A couple days ago, in a trip to Target, my eleven year-old daughter asked for an AC/DC t-shirt. I couldn’t help but laugh because, by the time I was her age, AC/DC had become passé. It also got me thinking about how time breathes new life into past pop culture, and the strange pattern that it follows.
In the eighties, sea-foam green, leather jackets and the nostalgia of “Back to the Future” had a tremendous influence on the decade. We embraced an older, patriarchal Republican president, as we did with Eisenhower. Our attention moved away from Vietnam to slightly west, as the Cold War became real once again, along with our aim to end it.
The L.A. Riots of 1992 were the largest racially-fueled events our country had seen in decades. The rest of the nineties more-or-less focused on an era of peace and change, with a newer generation donning tie-dye, peace signs and Woodstock (this time, with a much bigger budget). The nineties echoed the sounds of sixties rock, reggae and funk. We ushered out the existing political regime in favor of someone younger; more handsome and eloquent. It only lasted a few years again, before we had an older Republican in office. Ironically, the presidents that closed out the sixties and nineties would both leave the office under monumental disapproval.

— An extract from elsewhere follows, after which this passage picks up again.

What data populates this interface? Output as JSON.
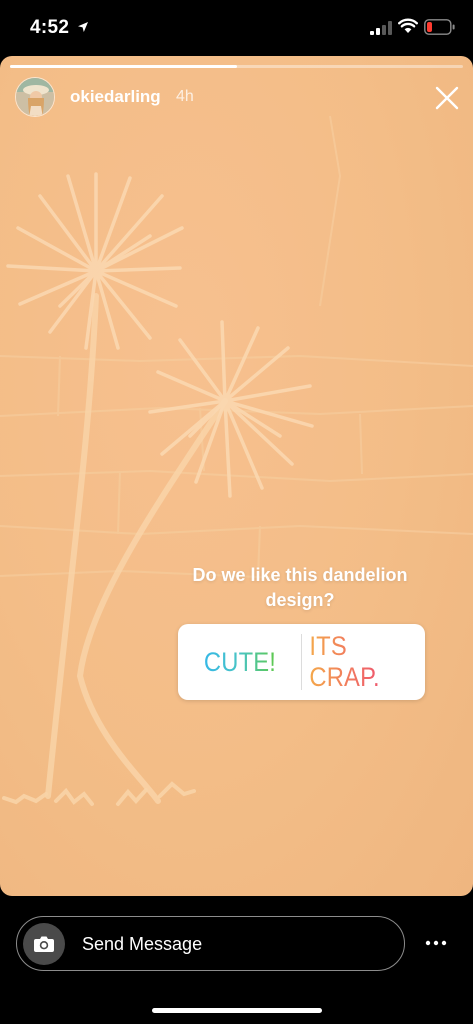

The turn of the century saw a resurgence in seventies interior, fashion and graphic design sensibility, incorporated into the technological advancements of our time. Seventies icons like ringer t-shirts with iron-on transfers were re-introduced and became property of this new generation as they protested a war that made no sense to many of us. We saw the rock music world re-capture the fashion and musical style of Lou Reed and The Rolling Stones, while disco was digitized and re-introduced in nightclubs around the world.
Now that we’re about to close this decade with horrific inflation and unemployment, a global energy crisis and car-makers in turmoil once again (don’t forget, Congress approved over a billion dollars to save Chrysler from bankruptcy in 1979), what do you see in store for the twenty-teens?